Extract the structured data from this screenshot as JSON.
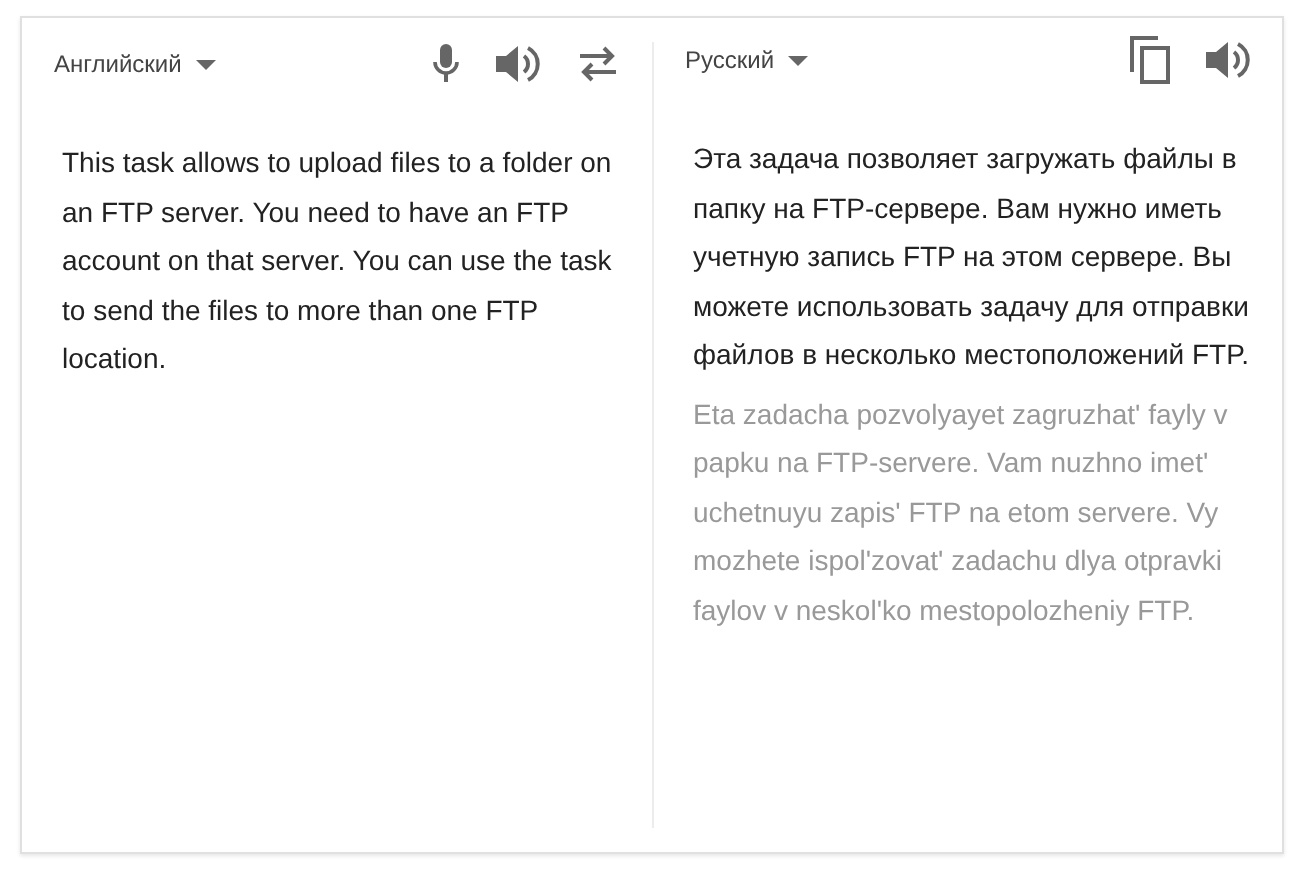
{
  "source": {
    "language": "Английский",
    "text": "This task allows to upload files to a folder on an FTP server. You need to have an FTP account on that server. You can use the task to send the files to more than one FTP location."
  },
  "target": {
    "language": "Русский",
    "text": "Эта задача позволяет загружать файлы в папку на FTP-сервере. Вам нужно иметь учетную запись FTP на этом сервере. Вы можете использовать задачу для отправки файлов в несколько местоположений FTP.",
    "transliteration": "Eta zadacha pozvolyayet zagruzhat' fayly v papku na FTP-servere. Vam nuzhno imet' uchetnuyu zapis' FTP na etom servere. Vy mozhete ispol'zovat' zadachu dlya otpravki faylov v neskol'ko mestopolozheniy FTP."
  }
}
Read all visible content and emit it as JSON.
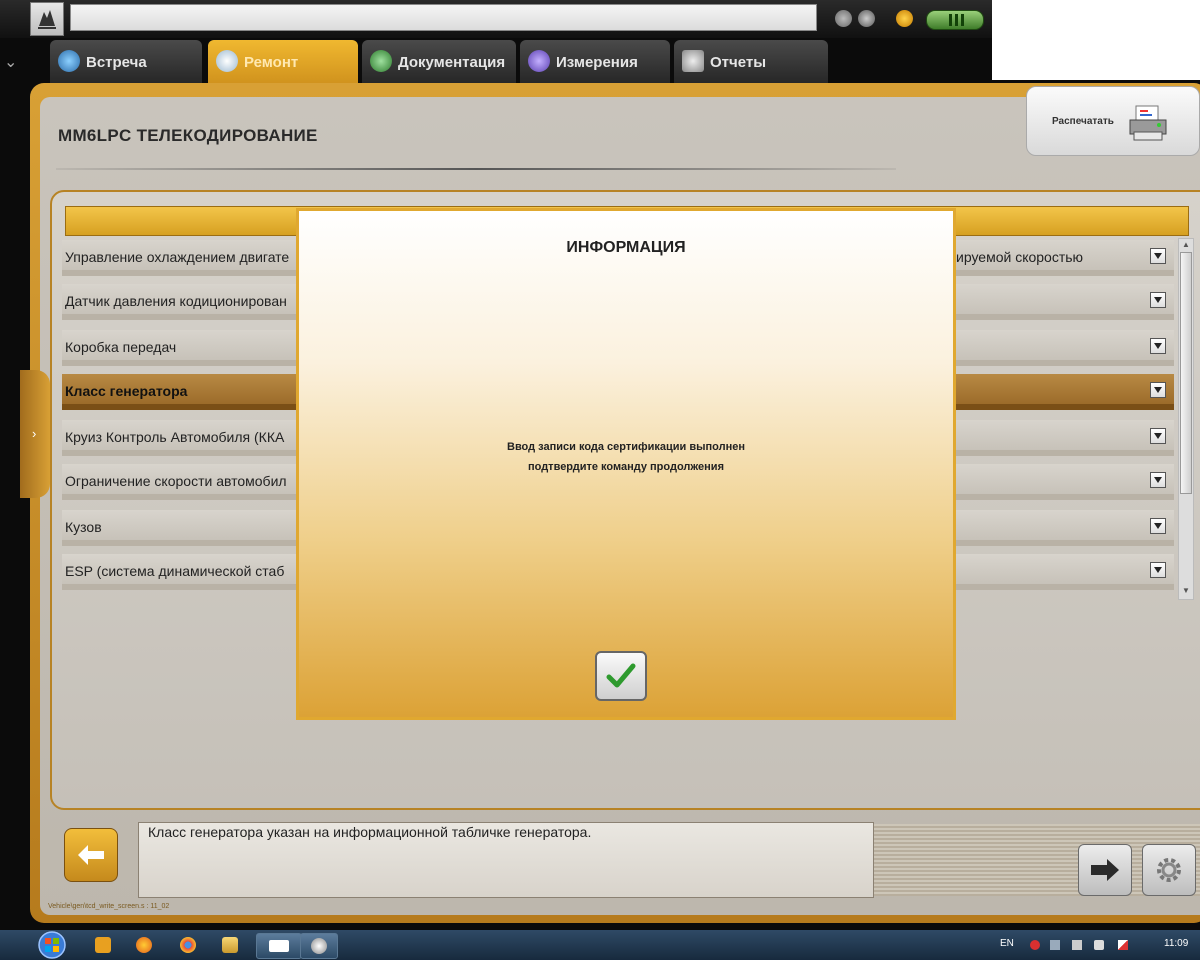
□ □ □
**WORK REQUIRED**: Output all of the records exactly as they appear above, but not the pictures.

**YOUR SOLUTION**:
Extract the structured data from this screenshot as JSON.
{
  "source": {
    "language": "Английский",
    "text": "This task allows to upload files to a folder on an FTP server. You need to have an FTP account on that server. You can use the task to send the files to more than one FTP location."
  },
  "target": {
    "language": "Русский",
    "text": "Эта задача позволяет загружать файлы в папку на FTP-сервере. Вам нужно иметь учетную запись FTP на этом сервере. Вы можете использовать задачу для отправки файлов в несколько местоположений FTP.",
    "transliteration": "Eta zadacha pozvolyayet zagruzhat' fayly v papku na FTP-servere. Vam nuzhno imet' uchetnuyu zapis' FTP na etom servere. Vy mozhete ispol'zovat' zadachu dlya otpravki faylov v neskol'ko mestopolozheniy FTP."
  }
}
Read all visible content and emit it as JSON.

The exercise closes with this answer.